It is known that physical exercise increases plasma volume in healthy adults, also arterial and both venous compliance and capacitance is improved by exercise. Since abnormal circulatory functions are common in formerly preeclamptic women, we want to study the effects of exercise in this specific group, and compare these results with women after an uneventful pregnancy. In preventive perspective it would be beneficial that also formerly preeclamptic women show a circulatory adaption to aerobic exercise, possibly they could improve their haemodynamic profile prior to their pregnancy

  Eligibility

Ages Eligible for Study:   18 Years to 42 Years
Genders Eligible for Study:   Female
Accepts Healthy Volunteers:   Yes
Criteria

Inclusion Criteria:

  • patients: formerly preeclamptic women with history of preeclampsia (according to set criteria)
  • controls: women with history of an uneventful pregnancy All women are examined at least 5 months postpartum;

Exclusion Criteria:

  • pregnancy
  • insulin dependant diabetes mellitus
  • use of medication known to interfere with cardiovascular system
  • incapability to cope with physical exercise
  • auto immune disease
  Contacts and Locations
Choosing to participate in a study is an important personal decision. Talk with your doctor and family members or friends about deciding to join a study. To learn more about this study, you or your doctor may contact the study research staff using the Contacts provided below. For general information, see Learn About Clinical Studies.

Please refer to this study by its ClinicalTrials.gov identifier: NCT00900458
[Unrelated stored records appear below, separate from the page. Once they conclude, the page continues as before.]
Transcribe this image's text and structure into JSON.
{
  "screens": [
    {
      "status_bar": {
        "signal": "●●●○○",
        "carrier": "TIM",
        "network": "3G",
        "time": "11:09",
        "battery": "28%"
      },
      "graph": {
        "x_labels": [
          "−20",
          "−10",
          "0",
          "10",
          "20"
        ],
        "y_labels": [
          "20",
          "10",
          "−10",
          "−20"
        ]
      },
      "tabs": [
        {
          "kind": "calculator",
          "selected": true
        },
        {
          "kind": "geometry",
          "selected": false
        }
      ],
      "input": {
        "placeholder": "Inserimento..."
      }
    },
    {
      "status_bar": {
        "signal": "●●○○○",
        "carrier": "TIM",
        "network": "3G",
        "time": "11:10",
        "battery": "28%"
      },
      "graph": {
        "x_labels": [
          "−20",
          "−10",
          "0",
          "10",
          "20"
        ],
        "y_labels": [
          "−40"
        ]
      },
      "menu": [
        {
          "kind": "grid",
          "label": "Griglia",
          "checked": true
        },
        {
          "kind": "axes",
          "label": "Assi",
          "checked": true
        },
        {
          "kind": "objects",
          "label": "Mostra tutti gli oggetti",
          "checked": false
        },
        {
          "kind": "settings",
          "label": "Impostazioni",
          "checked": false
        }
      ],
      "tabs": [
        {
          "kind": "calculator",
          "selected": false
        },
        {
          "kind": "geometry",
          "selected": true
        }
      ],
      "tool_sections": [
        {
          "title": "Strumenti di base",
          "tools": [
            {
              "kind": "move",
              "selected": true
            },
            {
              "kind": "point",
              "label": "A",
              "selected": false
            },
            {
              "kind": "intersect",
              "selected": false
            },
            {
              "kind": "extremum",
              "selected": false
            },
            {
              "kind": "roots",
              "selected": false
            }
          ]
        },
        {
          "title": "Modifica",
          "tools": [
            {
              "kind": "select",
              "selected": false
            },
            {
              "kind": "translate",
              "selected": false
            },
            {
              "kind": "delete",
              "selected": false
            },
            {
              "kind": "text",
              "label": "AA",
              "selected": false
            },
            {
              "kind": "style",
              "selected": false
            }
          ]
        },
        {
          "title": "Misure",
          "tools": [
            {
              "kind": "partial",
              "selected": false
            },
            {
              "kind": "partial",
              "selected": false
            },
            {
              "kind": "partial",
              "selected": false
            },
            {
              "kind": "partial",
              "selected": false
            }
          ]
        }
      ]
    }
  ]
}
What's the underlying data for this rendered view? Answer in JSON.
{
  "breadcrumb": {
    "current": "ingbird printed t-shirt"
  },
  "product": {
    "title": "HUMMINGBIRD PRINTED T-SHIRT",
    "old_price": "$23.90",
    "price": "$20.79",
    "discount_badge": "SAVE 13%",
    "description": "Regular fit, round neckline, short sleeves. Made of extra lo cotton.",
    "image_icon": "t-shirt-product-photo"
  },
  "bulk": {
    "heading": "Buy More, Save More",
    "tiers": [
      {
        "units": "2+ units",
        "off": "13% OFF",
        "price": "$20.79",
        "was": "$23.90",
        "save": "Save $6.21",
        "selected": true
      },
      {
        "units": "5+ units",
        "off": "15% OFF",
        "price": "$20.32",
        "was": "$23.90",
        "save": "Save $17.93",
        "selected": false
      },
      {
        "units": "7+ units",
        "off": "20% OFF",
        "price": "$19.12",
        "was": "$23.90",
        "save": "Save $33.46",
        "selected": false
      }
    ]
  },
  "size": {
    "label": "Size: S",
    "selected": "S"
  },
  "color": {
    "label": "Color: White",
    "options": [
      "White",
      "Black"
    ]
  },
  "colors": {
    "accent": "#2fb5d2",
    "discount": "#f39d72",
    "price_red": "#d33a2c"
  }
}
Contacts
Contact: Ralph R Scholten, MSc +31 24 361 4906 r.scholten@obgyn.umcn.nl
Contact: Marc Spaanderman, Dr. + 31 24 361 7831 m.spaanderman@obgyn.umcn.nl

Locations
Netherlands
Radboud University Medical Center Recruiting
Nijmegen, Netherlands, 6500HB
Contact: Ralph Scholten, MSc    +31 24 36 14906    r.scholten@obgyn.umcn.nl   
Sponsors and Collaborators
Radboud University
Investigators
Study Chair: Marc Spaanderman, Dr Radboud University Medical Center Nijmegen
  More Information

No publications provided

Responsible Party: dr.M.E.A. Spaanderman/ drs.R.R. Scholten, Radboud University Medical Center Nijmegen
ClinicalTrials.gov Identifier: NCT00900458     History of Changes
Other Study ID Numbers: exercise and pre-eclampsia
Study First Received: May 11, 2009
Last Updated: August 10, 2011
Health Authority: Netherlands: Medical Ethics Review Committee (METC)

Keywords provided by Radboud University:
preeclampsia
low vs high plasma volume

Additional relevant MeSH terms:
Pre-Eclampsia
Pregnancy Complications
Hypertension, Pregnancy-Induced

ClinicalTrials.gov processed this record on August 20, 2014